Right out of the gate, Trump enacted policy reversals in key policy areas. His immigration executive orders—particularly those concerning the enforcement of immigration laws and the temporary travel ban—markedly upset the status quo. Another tectonic shift took place when he pulled out of the Paris climate agreement, reclaiming a little piece of American sovereignty in the process.
One of establishment Washington’s main functions is regulation. The federal bureaucracy has increasingly insinuated itself into the day-to-day lives of Americans for years. Perhaps Trump’s most overlooked achievement is the progress made toward dismantling the administrative state. According to the American Action Fund, his actions have reduced regulatory costs imposed on Americans by $70 billion. Going forward, he has promised to eliminate two regulations for every new one enacted.
Of course, Trump’s Twitter feed upsets official Washington’s apple cart almost every single day, even when no policy issue is involved. The president’s tweets give us a window into his thinking, cutting right to the point and, often, attacking his detractors. His lack of decorum on Twitter can be painful to watch at times, but it offers the American people a totally unprecedented level of transparency about their elected leader. And that’s as anti-establishment as it gets.
Clearly, Washington is a far different place today than it was six months ago. The economy is stronger. The regulatory state is shrinking, not growing. Our international relationships are taking a decidedly different shape. The federal judiciary is taking on a more conservative cast, and our laws are being enforced at the borders.

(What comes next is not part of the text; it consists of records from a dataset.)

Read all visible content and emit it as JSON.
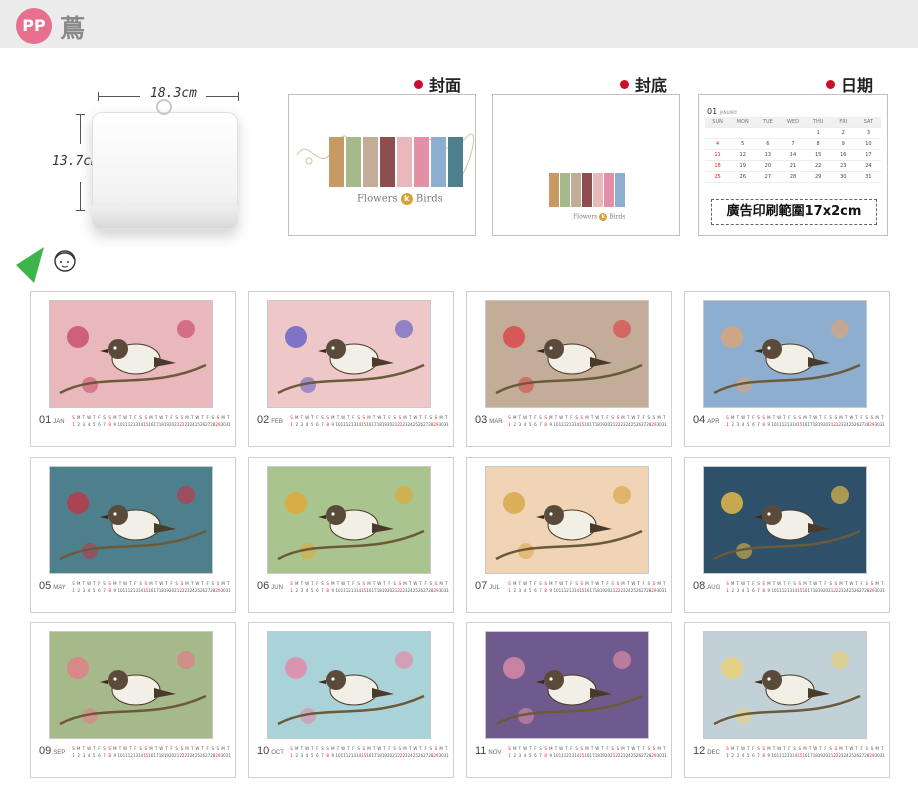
{
  "header": {
    "badge": "PP",
    "title": "蔦"
  },
  "product": {
    "width_label": "18.3cm",
    "height_label": "13.7cm"
  },
  "sections": {
    "cover": "封面",
    "back": "封底",
    "date": "日期"
  },
  "cover_brand": {
    "left": "Flowers",
    "right": "Birds",
    "badge": "k"
  },
  "date_sample": {
    "month_label": "01",
    "month_name": "JANUARY",
    "weekdays": [
      "SUN",
      "MON",
      "TUE",
      "WED",
      "THU",
      "FRI",
      "SAT"
    ],
    "weeks": [
      [
        "",
        "",
        "",
        "",
        "1",
        "2",
        "3"
      ],
      [
        "4",
        "5",
        "6",
        "7",
        "8",
        "9",
        "10"
      ],
      [
        "11",
        "12",
        "13",
        "14",
        "15",
        "16",
        "17"
      ],
      [
        "18",
        "19",
        "20",
        "21",
        "22",
        "23",
        "24"
      ],
      [
        "25",
        "26",
        "27",
        "28",
        "29",
        "30",
        "31"
      ]
    ],
    "ad_text": "廣告印刷範圍17x2cm"
  },
  "months": [
    {
      "num": "01",
      "name": "JAN"
    },
    {
      "num": "02",
      "name": "FEB"
    },
    {
      "num": "03",
      "name": "MAR"
    },
    {
      "num": "04",
      "name": "APR"
    },
    {
      "num": "05",
      "name": "MAY"
    },
    {
      "num": "06",
      "name": "JUN"
    },
    {
      "num": "07",
      "name": "JUL"
    },
    {
      "num": "08",
      "name": "AUG"
    },
    {
      "num": "09",
      "name": "SEP"
    },
    {
      "num": "10",
      "name": "OCT"
    },
    {
      "num": "11",
      "name": "NOV"
    },
    {
      "num": "12",
      "name": "DEC"
    }
  ],
  "colors": {
    "badge": "#e8708f",
    "accent_dot": "#c8102e",
    "art_backgrounds": [
      "#e9b8bc",
      "#eec8c8",
      "#c4ad98",
      "#8eaed0",
      "#4e7f8c",
      "#a9c48e",
      "#f1d4b6",
      "#2e5068",
      "#a6b98a",
      "#a9d3d8",
      "#6f5a8e",
      "#c2d1d8"
    ]
  }
}
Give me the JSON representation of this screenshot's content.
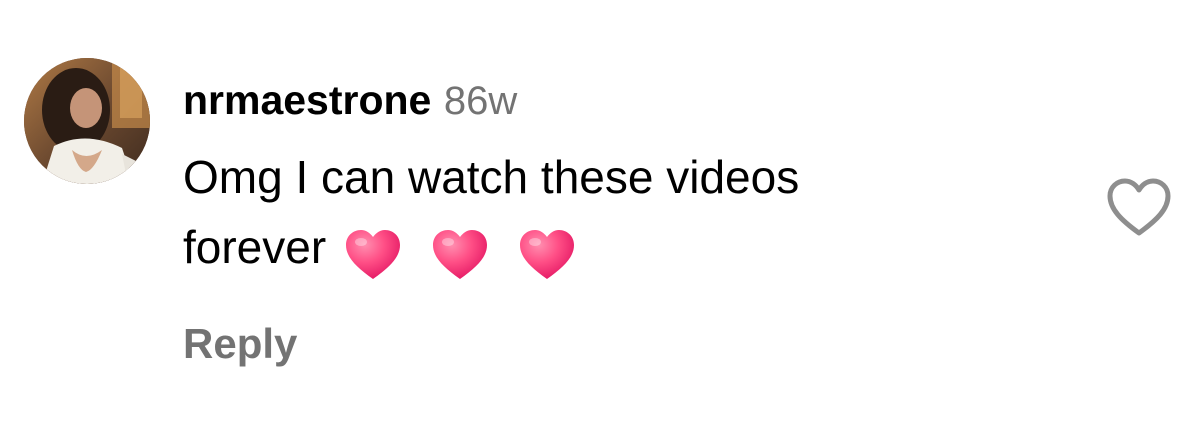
{
  "comment": {
    "username": "nrmaestrone",
    "timestamp": "86w",
    "text_line1": "Omg I can watch these videos",
    "text_line2": "forever",
    "emojis": [
      "heart-emoji",
      "heart-emoji",
      "heart-emoji"
    ],
    "reply_label": "Reply",
    "like_icon": "heart-outline-icon"
  },
  "colors": {
    "text_primary": "#000000",
    "text_secondary": "#737373",
    "heart_emoji_top": "#ff5b8a",
    "heart_emoji_bottom": "#e8146a",
    "like_icon_stroke": "#8e8e8e",
    "background": "#ffffff"
  }
}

On top of that, Trump has made some significant progress toward the signature goal that set for himself. Through executive orders and with bold legislative proposals such as his “skinny budget,” Trump is slogging his way through the status quo, working to drain the swamp.
Thomas Binion is the Heritage Foundation’s director of congressional and executive branch relations.